Lamenting the lost spirit of 68
‘ WE want structures that serve people, not people that serve structures!’’ ‘‘ The revolution doesn’t belong to the committees. It’s yours!’’ ‘‘ The boss needs you. You don’t need him!’’ ‘‘ This concerns everyone!’’
No, not the slogans of the Occupy movement — the self-styled 99 per cent — but those of a previous uprising: France 1968, when students and workers took to the streets to protest against the old order.
The established order remained intact, but for many on the Left 1968 remains a talismanic date, standing not just for political revolution but for social revolution too, for sexual, chemical and musical experimentation.
As the British historian Timothy Garton Ash has noted, it even has prophetic properties. Rotate 68 through 180 degrees and you get the number associated with the next great uprising of the 20th century: 89, communism’s annus horribilis.
Born in Sydney in 1932, Sylvia Lawson is perhaps a little old to consider herself a true ‘‘ sixty-eighter’’. Nevertheless, her excellent book Demanding the Impossible is suffused with the spirit of 68 or, as she calls it, ‘‘ that wild democracy’’.
Indeed, it even takes its title from another slogan from that year of upheaval: ‘‘ Get real — demand the impossible!’’
Subtitled Seven Essays on Resistance, Lawson’s book is a meditation on the varieties of political activism and journalistic and artistic endeavour that make up the spirit of resistance. The essays venture far and wide: to Alice Springs, where the Aboriginal community struggles to cope with yet another set of regulations imposed by Canberra; back to wartime France, where Resistance heroes such as Jean Moulin and Germaine Tillion fight against the Nazi occupation; to East Timor, where the Balibo Five are cut down by Indonesian soldiers and where Australia’s ambassador Richard Woolcott pursues a policy of Kissingerian pragmatism, which is to say Kissingerian cynicism. In the final essay, Lawson juxtaposes France in 1968 and Australia in 2011. Unsurprisingly, perhaps, she finds the latter deficient in revolutionary elan.

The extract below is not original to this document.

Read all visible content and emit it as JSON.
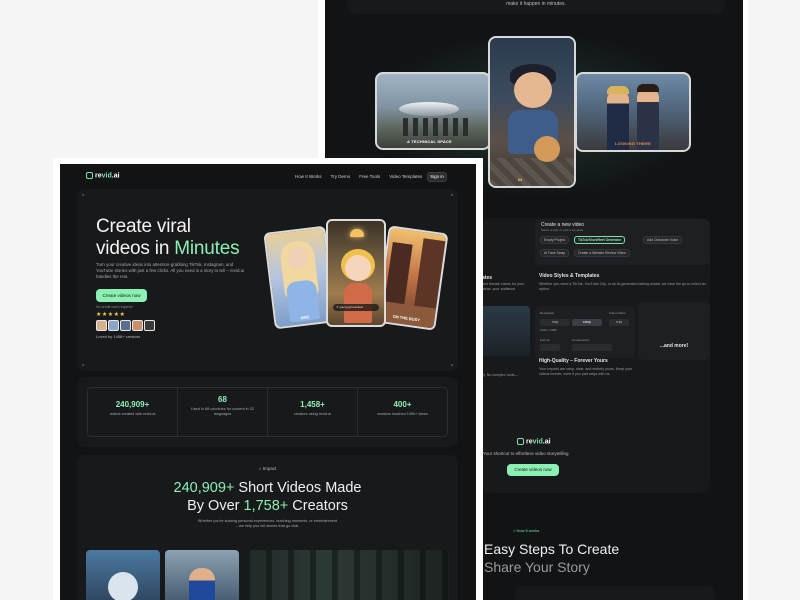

There is a strong note of elegy in Demanding the Impossible. At a number of points throughout the book, Lawson gives us a fictionalised account of what I’m sure is her own relationship with a group of older, unnamed women. These femmes d’un certain age (as she describes them) function as a kind of chorus commenting on the state of